(Also known as Wild Ginger)
Type of weed: Herbaceous weed
Ginger Lily is a large herb to 2.5 m high.
It has large, glossy yellow greenish leaves, alternately arranged along the stems with a long base that sheaths the stems.
Mostly bright yellow, showy flowers are on large spike like clusters (15–45 cm long and 15–20 cm wide) at the tips of the stems, summer to autumn.
The fruit is a thin walled capsule with three compartments. It splits open when mature to reveal bright orange inner surfaces. The relatively large brown seeds have a bright red fleshy covering.
Ginger Lily reproduces by seed and also via its creeping underground stems (rhizomes).
The seeds are dispersed by birds and other animals that are attracted to their bright colours. Seeds and segments of its creeping underground stems are also spread by water and in dumped garden waste.
Impact on bushland
Ginger Lily grows densely, smothering and displacing native groundcover vegetation. These dense stands can prevent the regeneration of trees and shrubs, significantly modify the habitat available to native animals, and eventually threaten the integrity of native ecosystems.
Lower Blue Mountains. Up to Lawson, in moist, shady habitats.
- Crimson Bottlebrush (Callistemon citrons)
- Grevilleas (Grevillea spp.)
- Tick Bush (Kunzea ambigua)
Council provides a tool, on its Mountain Landscapes website, to help you choose native alternative plantings. Choose your village, soil, vegetation community and the purpose of your planting, and the tool will give you suggestions.
Because the berries are spread by birds, treat plants before they fruit.

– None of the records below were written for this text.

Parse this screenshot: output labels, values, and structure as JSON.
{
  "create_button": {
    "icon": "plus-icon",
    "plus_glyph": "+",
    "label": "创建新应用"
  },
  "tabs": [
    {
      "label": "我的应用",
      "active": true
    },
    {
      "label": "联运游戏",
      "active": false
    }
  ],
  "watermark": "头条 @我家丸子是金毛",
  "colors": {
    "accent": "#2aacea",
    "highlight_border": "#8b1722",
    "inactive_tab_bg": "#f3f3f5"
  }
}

Remove the thick fleshy rhizome with a knife or mattock. Follow up is needed because the plant resprouts when disturbed.
Alternatively, cut an indentation in the rhizome and fill with herbicide.